ROSS: Uig

2010s

memorials; monuments; land wars; crofters wars

Stephen Branley

Isle of Lewis photographs by Stephen Branley
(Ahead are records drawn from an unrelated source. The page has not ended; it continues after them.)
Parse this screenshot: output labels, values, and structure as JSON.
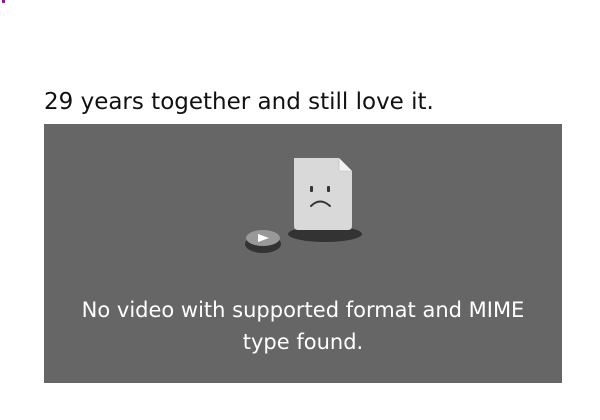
{
  "post": {
    "caption": "29 years together and still love it."
  },
  "video": {
    "error_message": "No video with supported format and MIME type found.",
    "icons": {
      "document": "sad-document-icon",
      "play": "play-button-icon"
    },
    "colors": {
      "background": "#666666",
      "document": "#d9d9d9",
      "shadow": "#333333"
    }
  }
}
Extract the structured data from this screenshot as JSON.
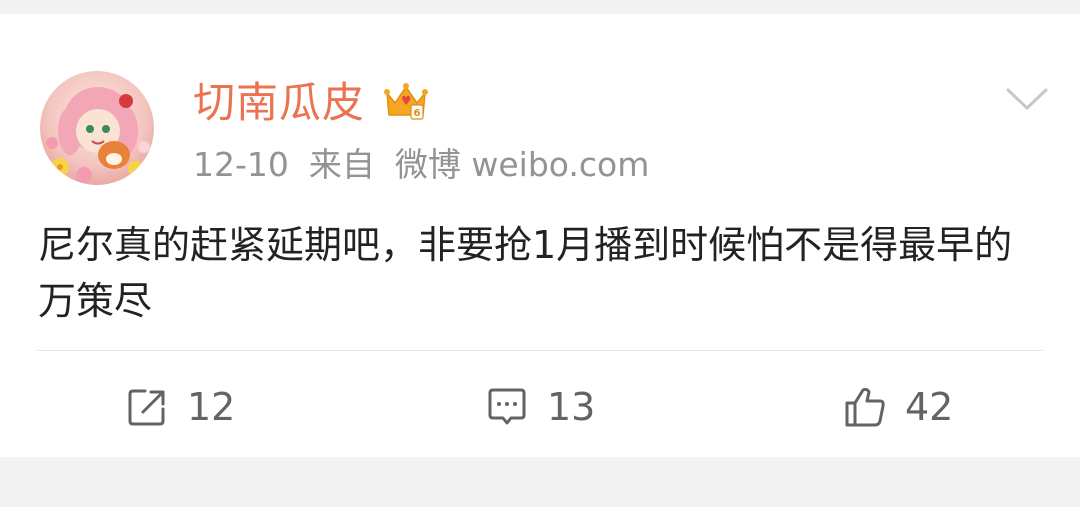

The site selected was a flat sandy area by the river Gress below a main road and adjacent to the Tolsta bridge. The bridge was the focus of the conflict of 1919 between the landowner, Lord Leverhume and the ex-servicemen.<br /> <br /> After their return from the horrors of World War I, ex-servicemen were denied crofting land promised by the government. Their condition increased the tensions within the community and highlighted the problems of land usage.<br /> <br /> In March 1919, some of the biggest land raids took place at the farms of Gress & Upper Coll. Land raiding continued throughout Lewis until 1921. The government eventually kept their promise and the people won the right to the land.<br /> <br /> <br /> Design<br /> <br /> The design for this site at Gress posed very different problems from the other two and required more discussion with the local committee and several amendments were made to the original design. The central structure is symbolic of Lord Leverhulme's attempt to fracture the crofting community, the earth works represent the form of trenches and waves, symbols of pledges given to the ex-servicemen that they would be settled on the land after World War I.